**Problem description**
Retype the data that follows, keeping every character the same.

········

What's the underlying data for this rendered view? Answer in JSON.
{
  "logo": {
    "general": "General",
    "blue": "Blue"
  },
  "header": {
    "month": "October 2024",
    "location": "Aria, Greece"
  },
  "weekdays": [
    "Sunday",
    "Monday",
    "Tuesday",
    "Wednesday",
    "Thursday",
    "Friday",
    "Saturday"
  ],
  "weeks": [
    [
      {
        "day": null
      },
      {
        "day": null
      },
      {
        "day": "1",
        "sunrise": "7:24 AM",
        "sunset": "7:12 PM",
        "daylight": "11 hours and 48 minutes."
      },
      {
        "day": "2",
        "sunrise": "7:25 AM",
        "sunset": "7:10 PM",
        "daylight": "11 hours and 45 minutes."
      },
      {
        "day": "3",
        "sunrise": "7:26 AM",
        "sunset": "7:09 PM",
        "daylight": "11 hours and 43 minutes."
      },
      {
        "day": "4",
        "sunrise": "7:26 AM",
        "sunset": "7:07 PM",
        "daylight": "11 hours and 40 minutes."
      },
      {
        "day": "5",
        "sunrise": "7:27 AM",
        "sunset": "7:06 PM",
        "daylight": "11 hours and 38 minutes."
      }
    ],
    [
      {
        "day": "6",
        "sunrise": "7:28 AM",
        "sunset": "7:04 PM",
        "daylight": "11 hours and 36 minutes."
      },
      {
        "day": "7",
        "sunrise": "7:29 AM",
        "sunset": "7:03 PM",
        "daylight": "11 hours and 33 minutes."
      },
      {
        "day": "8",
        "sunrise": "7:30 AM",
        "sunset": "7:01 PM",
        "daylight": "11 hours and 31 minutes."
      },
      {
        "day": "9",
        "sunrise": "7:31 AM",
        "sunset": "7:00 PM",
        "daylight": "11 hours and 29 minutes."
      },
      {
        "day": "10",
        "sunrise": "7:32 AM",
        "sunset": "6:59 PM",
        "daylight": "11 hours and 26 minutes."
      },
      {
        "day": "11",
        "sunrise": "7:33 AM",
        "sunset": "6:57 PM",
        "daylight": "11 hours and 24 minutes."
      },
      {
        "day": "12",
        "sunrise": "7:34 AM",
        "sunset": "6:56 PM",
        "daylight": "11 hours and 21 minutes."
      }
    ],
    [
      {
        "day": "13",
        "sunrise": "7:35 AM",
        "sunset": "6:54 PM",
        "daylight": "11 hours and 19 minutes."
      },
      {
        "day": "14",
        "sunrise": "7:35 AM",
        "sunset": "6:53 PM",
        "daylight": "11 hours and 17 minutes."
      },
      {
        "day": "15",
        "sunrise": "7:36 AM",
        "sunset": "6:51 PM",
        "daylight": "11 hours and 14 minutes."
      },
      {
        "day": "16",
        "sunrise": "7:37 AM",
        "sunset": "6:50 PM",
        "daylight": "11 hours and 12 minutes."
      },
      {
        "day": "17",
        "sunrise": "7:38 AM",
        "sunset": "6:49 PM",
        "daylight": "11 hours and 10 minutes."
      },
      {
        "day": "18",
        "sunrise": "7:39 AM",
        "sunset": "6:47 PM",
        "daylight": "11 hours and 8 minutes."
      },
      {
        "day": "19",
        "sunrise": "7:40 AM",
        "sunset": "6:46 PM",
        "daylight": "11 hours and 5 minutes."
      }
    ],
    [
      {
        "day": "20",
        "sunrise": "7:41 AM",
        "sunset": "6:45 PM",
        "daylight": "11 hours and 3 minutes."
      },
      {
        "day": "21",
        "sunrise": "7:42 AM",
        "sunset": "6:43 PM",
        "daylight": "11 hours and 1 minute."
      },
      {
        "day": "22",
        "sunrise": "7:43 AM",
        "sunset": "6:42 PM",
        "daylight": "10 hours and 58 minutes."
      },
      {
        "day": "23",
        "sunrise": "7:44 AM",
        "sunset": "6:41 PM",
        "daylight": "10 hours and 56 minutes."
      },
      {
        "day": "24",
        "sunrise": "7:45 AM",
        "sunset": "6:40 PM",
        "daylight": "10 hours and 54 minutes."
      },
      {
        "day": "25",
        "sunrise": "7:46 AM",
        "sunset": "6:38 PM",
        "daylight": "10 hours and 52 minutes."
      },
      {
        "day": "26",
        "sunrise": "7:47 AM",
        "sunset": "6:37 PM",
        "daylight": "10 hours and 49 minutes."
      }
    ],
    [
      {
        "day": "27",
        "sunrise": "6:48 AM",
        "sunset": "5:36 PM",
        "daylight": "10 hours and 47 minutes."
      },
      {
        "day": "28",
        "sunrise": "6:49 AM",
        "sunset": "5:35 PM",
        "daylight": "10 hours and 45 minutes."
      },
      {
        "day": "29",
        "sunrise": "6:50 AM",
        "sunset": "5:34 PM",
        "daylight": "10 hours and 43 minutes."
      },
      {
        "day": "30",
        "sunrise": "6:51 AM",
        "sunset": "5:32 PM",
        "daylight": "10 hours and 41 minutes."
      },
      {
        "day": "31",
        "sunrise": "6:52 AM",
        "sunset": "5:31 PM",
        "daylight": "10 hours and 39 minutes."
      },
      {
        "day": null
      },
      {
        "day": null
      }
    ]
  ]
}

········

**Problem solution**
What's the underlying data for this rendered view? Answer in JSON.
{
  "logo": {
    "general": "General",
    "blue": "Blue"
  },
  "header": {
    "month": "October 2024",
    "location": "Aria, Greece"
  },
  "weekdays": [
    "Sunday",
    "Monday",
    "Tuesday",
    "Wednesday",
    "Thursday",
    "Friday",
    "Saturday"
  ],
  "weeks": [
    [
      {
        "day": null
      },
      {
        "day": null
      },
      {
        "day": "1",
        "sunrise": "7:24 AM",
        "sunset": "7:12 PM",
        "daylight": "11 hours and 48 minutes."
      },
      {
        "day": "2",
        "sunrise": "7:25 AM",
        "sunset": "7:10 PM",
        "daylight": "11 hours and 45 minutes."
      },
      {
        "day": "3",
        "sunrise": "7:26 AM",
        "sunset": "7:09 PM",
        "daylight": "11 hours and 43 minutes."
      },
      {
        "day": "4",
        "sunrise": "7:26 AM",
        "sunset": "7:07 PM",
        "daylight": "11 hours and 40 minutes."
      },
      {
        "day": "5",
        "sunrise": "7:27 AM",
        "sunset": "7:06 PM",
        "daylight": "11 hours and 38 minutes."
      }
    ],
    [
      {
        "day": "6",
        "sunrise": "7:28 AM",
        "sunset": "7:04 PM",
        "daylight": "11 hours and 36 minutes."
      },
      {
        "day": "7",
        "sunrise": "7:29 AM",
        "sunset": "7:03 PM",
        "daylight": "11 hours and 33 minutes."
      },
      {
        "day": "8",
        "sunrise": "7:30 AM",
        "sunset": "7:01 PM",
        "daylight": "11 hours and 31 minutes."
      },
      {
        "day": "9",
        "sunrise": "7:31 AM",
        "sunset": "7:00 PM",
        "daylight": "11 hours and 29 minutes."
      },
      {
        "day": "10",
        "sunrise": "7:32 AM",
        "sunset": "6:59 PM",
        "daylight": "11 hours and 26 minutes."
      },
      {
        "day": "11",
        "sunrise": "7:33 AM",
        "sunset": "6:57 PM",
        "daylight": "11 hours and 24 minutes."
      },
      {
        "day": "12",
        "sunrise": "7:34 AM",
        "sunset": "6:56 PM",
        "daylight": "11 hours and 21 minutes."
      }
    ],
    [
      {
        "day": "13",
        "sunrise": "7:35 AM",
        "sunset": "6:54 PM",
        "daylight": "11 hours and 19 minutes."
      },
      {
        "day": "14",
        "sunrise": "7:35 AM",
        "sunset": "6:53 PM",
        "daylight": "11 hours and 17 minutes."
      },
      {
        "day": "15",
        "sunrise": "7:36 AM",
        "sunset": "6:51 PM",
        "daylight": "11 hours and 14 minutes."
      },
      {
        "day": "16",
        "sunrise": "7:37 AM",
        "sunset": "6:50 PM",
        "daylight": "11 hours and 12 minutes."
      },
      {
        "day": "17",
        "sunrise": "7:38 AM",
        "sunset": "6:49 PM",
        "daylight": "11 hours and 10 minutes."
      },
      {
        "day": "18",
        "sunrise": "7:39 AM",
        "sunset": "6:47 PM",
        "daylight": "11 hours and 8 minutes."
      },
      {
        "day": "19",
        "sunrise": "7:40 AM",
        "sunset": "6:46 PM",
        "daylight": "11 hours and 5 minutes."
      }
    ],
    [
      {
        "day": "20",
        "sunrise": "7:41 AM",
        "sunset": "6:45 PM",
        "daylight": "11 hours and 3 minutes."
      },
      {
        "day": "21",
        "sunrise": "7:42 AM",
        "sunset": "6:43 PM",
        "daylight": "11 hours and 1 minute."
      },
      {
        "day": "22",
        "sunrise": "7:43 AM",
        "sunset": "6:42 PM",
        "daylight": "10 hours and 58 minutes."
      },
      {
        "day": "23",
        "sunrise": "7:44 AM",
        "sunset": "6:41 PM",
        "daylight": "10 hours and 56 minutes."
      },
      {
        "day": "24",
        "sunrise": "7:45 AM",
        "sunset": "6:40 PM",
        "daylight": "10 hours and 54 minutes."
      },
      {
        "day": "25",
        "sunrise": "7:46 AM",
        "sunset": "6:38 PM",
        "daylight": "10 hours and 52 minutes."
      },
      {
        "day": "26",
        "sunrise": "7:47 AM",
        "sunset": "6:37 PM",
        "daylight": "10 hours and 49 minutes."
      }
    ],
    [
      {
        "day": "27",
        "sunrise": "6:48 AM",
        "sunset": "5:36 PM",
        "daylight": "10 hours and 47 minutes."
      },
      {
        "day": "28",
        "sunrise": "6:49 AM",
        "sunset": "5:35 PM",
        "daylight": "10 hours and 45 minutes."
      },
      {
        "day": "29",
        "sunrise": "6:50 AM",
        "sunset": "5:34 PM",
        "daylight": "10 hours and 43 minutes."
      },
      {
        "day": "30",
        "sunrise": "6:51 AM",
        "sunset": "5:32 PM",
        "daylight": "10 hours and 41 minutes."
      },
      {
        "day": "31",
        "sunrise": "6:52 AM",
        "sunset": "5:31 PM",
        "daylight": "10 hours and 39 minutes."
      },
      {
        "day": null
      },
      {
        "day": null
      }
    ]
  ]
}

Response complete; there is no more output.